I believe that, consistent with the rest of Jesus’ life while He walked the earth, His baptism was yet another visible act of laying down His will to His Father’s: Yes, I will follow Your leading. Yes, I’ll hang out with fishermen and sinners, and, yes, I’ll preach from smelly fishing boats. Yes, okay, I’ll walk hundreds of miles, become homeless, endure ridicule and shame, and eventually, I’ll give My very life. Yes, You can have My whole life.
Following His example
I’m not in Jordan now. Rather, I’m at home in California with a sunny but brisk January day outside. My son Caleb’s blond head bounces eagerly beside me. It’s only three weeks since I stood at Bethany beyond the Jordan, and the memory is still fresh, but now I stand waist-deep in a small heated pool outside my home church with my own son. I’ve rehearsed this moment in my mind a dozen times, crafted comments and even written my lines. I’m a qualified pastor; I’ve done this before, but no amount of planning can prepare a mummy to stand with her own son at his baptism. I can’t help it—I picture him on the day he was born—a round little head bundled in a blanket. I remember touching my finger to his button nose, kissing the top of his sweet-smelling baby head, and wondering what on earth he might do with his one beautiful life. I plan to speak these words in a few minutes, but right now I’m not sure that I can. I’m fighting back the tears and I haven’t even begun.
The sun is blazing bright as the church’s rose garden fills with friends and relatives, all gathering tightly around the garden font. My three other children push their way to the very front of the witnesses, eager to see their big brother baptised.
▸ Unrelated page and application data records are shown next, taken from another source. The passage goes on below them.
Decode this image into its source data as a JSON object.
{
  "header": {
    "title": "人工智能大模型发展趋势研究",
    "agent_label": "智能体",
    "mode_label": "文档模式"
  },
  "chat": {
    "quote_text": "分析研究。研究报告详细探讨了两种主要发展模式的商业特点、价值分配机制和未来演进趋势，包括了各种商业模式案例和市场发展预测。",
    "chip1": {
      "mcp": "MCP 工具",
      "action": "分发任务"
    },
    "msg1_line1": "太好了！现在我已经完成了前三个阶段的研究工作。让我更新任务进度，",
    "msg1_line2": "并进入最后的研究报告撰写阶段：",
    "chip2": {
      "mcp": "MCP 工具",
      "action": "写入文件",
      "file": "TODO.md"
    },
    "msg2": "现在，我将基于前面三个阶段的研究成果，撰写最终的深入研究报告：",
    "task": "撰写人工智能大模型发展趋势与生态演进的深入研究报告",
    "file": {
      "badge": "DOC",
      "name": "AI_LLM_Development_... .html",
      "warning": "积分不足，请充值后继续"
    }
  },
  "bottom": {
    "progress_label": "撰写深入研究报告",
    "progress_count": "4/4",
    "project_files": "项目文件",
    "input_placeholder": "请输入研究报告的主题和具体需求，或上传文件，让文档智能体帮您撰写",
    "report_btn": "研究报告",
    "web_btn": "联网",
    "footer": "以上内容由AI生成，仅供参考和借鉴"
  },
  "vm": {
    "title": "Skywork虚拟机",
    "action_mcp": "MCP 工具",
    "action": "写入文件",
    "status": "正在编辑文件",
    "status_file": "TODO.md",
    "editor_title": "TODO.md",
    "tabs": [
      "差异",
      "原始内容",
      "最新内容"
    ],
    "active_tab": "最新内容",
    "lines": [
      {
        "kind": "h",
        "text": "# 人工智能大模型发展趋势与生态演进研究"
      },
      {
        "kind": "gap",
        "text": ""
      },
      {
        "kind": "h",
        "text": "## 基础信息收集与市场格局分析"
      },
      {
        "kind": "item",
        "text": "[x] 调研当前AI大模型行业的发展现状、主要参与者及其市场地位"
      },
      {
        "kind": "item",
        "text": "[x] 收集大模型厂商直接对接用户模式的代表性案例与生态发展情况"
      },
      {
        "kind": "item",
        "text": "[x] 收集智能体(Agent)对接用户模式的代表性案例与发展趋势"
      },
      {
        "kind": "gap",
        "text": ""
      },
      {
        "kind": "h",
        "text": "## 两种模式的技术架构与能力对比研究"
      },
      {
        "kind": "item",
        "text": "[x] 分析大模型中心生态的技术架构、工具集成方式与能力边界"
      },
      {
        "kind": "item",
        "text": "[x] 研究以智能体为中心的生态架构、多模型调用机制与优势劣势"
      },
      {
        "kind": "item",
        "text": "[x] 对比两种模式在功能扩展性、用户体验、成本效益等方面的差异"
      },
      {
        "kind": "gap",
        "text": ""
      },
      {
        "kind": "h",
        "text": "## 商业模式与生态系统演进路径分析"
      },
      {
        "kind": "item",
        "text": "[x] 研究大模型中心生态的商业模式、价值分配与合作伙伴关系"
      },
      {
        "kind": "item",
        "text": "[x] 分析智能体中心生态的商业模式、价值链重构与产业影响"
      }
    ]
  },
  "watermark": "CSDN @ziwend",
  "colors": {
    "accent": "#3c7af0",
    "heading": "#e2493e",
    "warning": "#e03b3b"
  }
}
They smile and wave, and stage-whisper, “Caleb! Hi, Caleb! Is it warm? Are you excited?”
Grandparents take their places next in line, and my husband stands closest with the camera to record the rite. A few of the mothers in the crowd catch my eye and smile; they’re wiping their eyes and biting down on their lips already. I’d better start before I can’t, and lose it totally.
“My boy,” I begin, bursting with pride and joy, as I begin to deliver my rehearsed lines. “On the night you were born, I remember holding the little bundle of you, looking down at your tiny face, and wondering where would you go, what would you do, who would you become? Would you be a doctor or a teacher or an inventor? Would you be athletic or artistic, funny or quiet, smart or famous? Would you travel, write, sing, snowboard or play an instrument? Sweetie, I didn’t know, and I couldn’t guess,” I smile. “But I did know one thing, and that was my greatest dream for you. My greatest dream was that you would grow up to love Jesus. And today, you are making that dream a reality.”
I pause, looking down at this boy of mine, this little human I grew and raised and fed and tickled—and whom I still tuck into bed each night. Who gets to have a moment like this? My heart’s so full, it’s about to explode. I continue speaking, telling the onlookers about his hunger to know Jesus, to learn everything he could about Him—the way he pestered me to let him be baptised even though I questioned if he was old enough. I share how we named him after the biblical Caleb, “because I wanted my son to also ‘serve the Lord wholeheartedly,’” as Caleb did.
I read aloud the words he wrote himself, about Jesus being his “Forever Friend”, and his desire to serve Him with his whole life and being.
And then the moment: he clutches my arm while I raise the other one in blessing, smiles jumping from both our faces, and I lower my son into the waters of baptism.
It happens so fast. He comes up grinning and wraps his arms around me in a giant wet bear hug, and of course I am crying.
My earlier doubts about his readiness suddenly seem so silly. How old we are, how much we know, and whatever trials the future holds for each of us—these things really don’t matter when it’s time to say Yes.
I kiss the top of his sweet-smelling big-boy head, and praise God above for the unspeakable gifts He has given.